### EXERCISE DESCRIPTION
Set down the full listing exactly, character for character.

━━━━━━━━━━━━━━━━━━━━

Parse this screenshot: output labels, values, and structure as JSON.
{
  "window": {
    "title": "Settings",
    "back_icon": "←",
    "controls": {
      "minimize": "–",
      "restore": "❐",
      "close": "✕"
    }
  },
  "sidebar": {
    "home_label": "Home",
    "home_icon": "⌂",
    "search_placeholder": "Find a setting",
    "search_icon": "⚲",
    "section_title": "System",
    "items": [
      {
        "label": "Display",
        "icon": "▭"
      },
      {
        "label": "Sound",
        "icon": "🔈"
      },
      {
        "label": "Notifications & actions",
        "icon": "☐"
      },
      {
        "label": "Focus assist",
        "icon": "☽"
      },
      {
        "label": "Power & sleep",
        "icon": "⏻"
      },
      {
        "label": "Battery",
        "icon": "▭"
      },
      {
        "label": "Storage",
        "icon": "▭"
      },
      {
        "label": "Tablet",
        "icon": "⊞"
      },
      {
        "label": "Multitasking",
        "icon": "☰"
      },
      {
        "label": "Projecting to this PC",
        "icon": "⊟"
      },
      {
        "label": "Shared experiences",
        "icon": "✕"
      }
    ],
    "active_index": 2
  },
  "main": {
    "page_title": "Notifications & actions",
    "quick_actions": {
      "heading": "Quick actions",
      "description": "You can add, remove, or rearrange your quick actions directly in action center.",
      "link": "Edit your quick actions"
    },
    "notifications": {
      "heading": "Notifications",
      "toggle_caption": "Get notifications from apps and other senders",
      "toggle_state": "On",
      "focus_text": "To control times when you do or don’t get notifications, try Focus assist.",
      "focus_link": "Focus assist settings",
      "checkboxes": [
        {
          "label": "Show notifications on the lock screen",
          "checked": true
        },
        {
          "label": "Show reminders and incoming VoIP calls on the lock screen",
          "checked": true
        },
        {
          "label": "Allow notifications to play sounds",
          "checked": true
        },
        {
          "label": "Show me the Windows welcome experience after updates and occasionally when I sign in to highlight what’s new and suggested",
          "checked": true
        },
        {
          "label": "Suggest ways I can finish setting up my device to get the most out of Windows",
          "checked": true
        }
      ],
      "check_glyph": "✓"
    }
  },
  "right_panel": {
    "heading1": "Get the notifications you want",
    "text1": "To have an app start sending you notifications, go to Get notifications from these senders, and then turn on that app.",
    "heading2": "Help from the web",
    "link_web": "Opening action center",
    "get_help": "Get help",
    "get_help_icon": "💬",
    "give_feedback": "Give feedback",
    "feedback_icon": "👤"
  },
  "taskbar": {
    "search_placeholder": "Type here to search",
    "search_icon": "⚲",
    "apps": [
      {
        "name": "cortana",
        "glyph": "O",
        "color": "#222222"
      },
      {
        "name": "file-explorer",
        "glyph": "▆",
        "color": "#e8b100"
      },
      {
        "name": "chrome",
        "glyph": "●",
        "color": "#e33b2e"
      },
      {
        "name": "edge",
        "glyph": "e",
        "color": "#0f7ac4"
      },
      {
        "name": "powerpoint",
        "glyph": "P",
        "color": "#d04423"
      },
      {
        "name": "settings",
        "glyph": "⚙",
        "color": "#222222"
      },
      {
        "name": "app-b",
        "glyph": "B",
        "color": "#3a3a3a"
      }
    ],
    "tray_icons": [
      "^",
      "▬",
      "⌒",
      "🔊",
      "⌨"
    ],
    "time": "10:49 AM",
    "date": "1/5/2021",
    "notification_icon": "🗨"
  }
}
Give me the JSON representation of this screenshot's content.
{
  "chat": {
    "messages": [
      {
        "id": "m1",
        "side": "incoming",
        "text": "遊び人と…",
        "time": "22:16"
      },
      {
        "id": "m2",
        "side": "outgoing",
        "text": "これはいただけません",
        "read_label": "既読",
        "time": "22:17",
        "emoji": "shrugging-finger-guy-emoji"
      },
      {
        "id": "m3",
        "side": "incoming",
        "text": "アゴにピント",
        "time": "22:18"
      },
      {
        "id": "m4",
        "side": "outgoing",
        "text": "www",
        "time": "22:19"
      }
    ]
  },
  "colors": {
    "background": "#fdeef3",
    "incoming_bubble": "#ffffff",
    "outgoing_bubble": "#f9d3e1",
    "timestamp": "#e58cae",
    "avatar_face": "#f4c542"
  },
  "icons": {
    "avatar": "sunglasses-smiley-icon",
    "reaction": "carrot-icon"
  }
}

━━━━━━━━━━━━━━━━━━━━

### EXERCISE RESPONSE
Parse this screenshot: output labels, values, and structure as JSON.
{
  "window": {
    "title": "Settings",
    "back_icon": "←",
    "controls": {
      "minimize": "–",
      "restore": "❐",
      "close": "✕"
    }
  },
  "sidebar": {
    "home_label": "Home",
    "home_icon": "⌂",
    "search_placeholder": "Find a setting",
    "search_icon": "⚲",
    "section_title": "System",
    "items": [
      {
        "label": "Display",
        "icon": "▭"
      },
      {
        "label": "Sound",
        "icon": "🔈"
      },
      {
        "label": "Notifications & actions",
        "icon": "☐"
      },
      {
        "label": "Focus assist",
        "icon": "☽"
      },
      {
        "label": "Power & sleep",
        "icon": "⏻"
      },
      {
        "label": "Battery",
        "icon": "▭"
      },
      {
        "label": "Storage",
        "icon": "▭"
      },
      {
        "label": "Tablet",
        "icon": "⊞"
      },
      {
        "label": "Multitasking",
        "icon": "☰"
      },
      {
        "label": "Projecting to this PC",
        "icon": "⊟"
      },
      {
        "label": "Shared experiences",
        "icon": "✕"
      }
    ],
    "active_index": 2
  },
  "main": {
    "page_title": "Notifications & actions",
    "quick_actions": {
      "heading": "Quick actions",
      "description": "You can add, remove, or rearrange your quick actions directly in action center.",
      "link": "Edit your quick actions"
    },
    "notifications": {
      "heading": "Notifications",
      "toggle_caption": "Get notifications from apps and other senders",
      "toggle_state": "On",
      "focus_text": "To control times when you do or don’t get notifications, try Focus assist.",
      "focus_link": "Focus assist settings",
      "checkboxes": [
        {
          "label": "Show notifications on the lock screen",
          "checked": true
        },
        {
          "label": "Show reminders and incoming VoIP calls on the lock screen",
          "checked": true
        },
        {
          "label": "Allow notifications to play sounds",
          "checked": true
        },
        {
          "label": "Show me the Windows welcome experience after updates and occasionally when I sign in to highlight what’s new and suggested",
          "checked": true
        },
        {
          "label": "Suggest ways I can finish setting up my device to get the most out of Windows",
          "checked": true
        }
      ],
      "check_glyph": "✓"
    }
  },
  "right_panel": {
    "heading1": "Get the notifications you want",
    "text1": "To have an app start sending you notifications, go to Get notifications from these senders, and then turn on that app.",
    "heading2": "Help from the web",
    "link_web": "Opening action center",
    "get_help": "Get help",
    "get_help_icon": "💬",
    "give_feedback": "Give feedback",
    "feedback_icon": "👤"
  },
  "taskbar": {
    "search_placeholder": "Type here to search",
    "search_icon": "⚲",
    "apps": [
      {
        "name": "cortana",
        "glyph": "O",
        "color": "#222222"
      },
      {
        "name": "file-explorer",
        "glyph": "▆",
        "color": "#e8b100"
      },
      {
        "name": "chrome",
        "glyph": "●",
        "color": "#e33b2e"
      },
      {
        "name": "edge",
        "glyph": "e",
        "color": "#0f7ac4"
      },
      {
        "name": "powerpoint",
        "glyph": "P",
        "color": "#d04423"
      },
      {
        "name": "settings",
        "glyph": "⚙",
        "color": "#222222"
      },
      {
        "name": "app-b",
        "glyph": "B",
        "color": "#3a3a3a"
      }
    ],
    "tray_icons": [
      "^",
      "▬",
      "⌒",
      "🔊",
      "⌨"
    ],
    "time": "10:49 AM",
    "date": "1/5/2021",
    "notification_icon": "🗨"
  }
}
Give me the JSON representation of this screenshot's content.
{
  "chat": {
    "messages": [
      {
        "id": "m1",
        "side": "incoming",
        "text": "遊び人と…",
        "time": "22:16"
      },
      {
        "id": "m2",
        "side": "outgoing",
        "text": "これはいただけません",
        "read_label": "既読",
        "time": "22:17",
        "emoji": "shrugging-finger-guy-emoji"
      },
      {
        "id": "m3",
        "side": "incoming",
        "text": "アゴにピント",
        "time": "22:18"
      },
      {
        "id": "m4",
        "side": "outgoing",
        "text": "www",
        "time": "22:19"
      }
    ]
  },
  "colors": {
    "background": "#fdeef3",
    "incoming_bubble": "#ffffff",
    "outgoing_bubble": "#f9d3e1",
    "timestamp": "#e58cae",
    "avatar_face": "#f4c542"
  },
  "icons": {
    "avatar": "sunglasses-smiley-icon",
    "reaction": "carrot-icon"
  }
}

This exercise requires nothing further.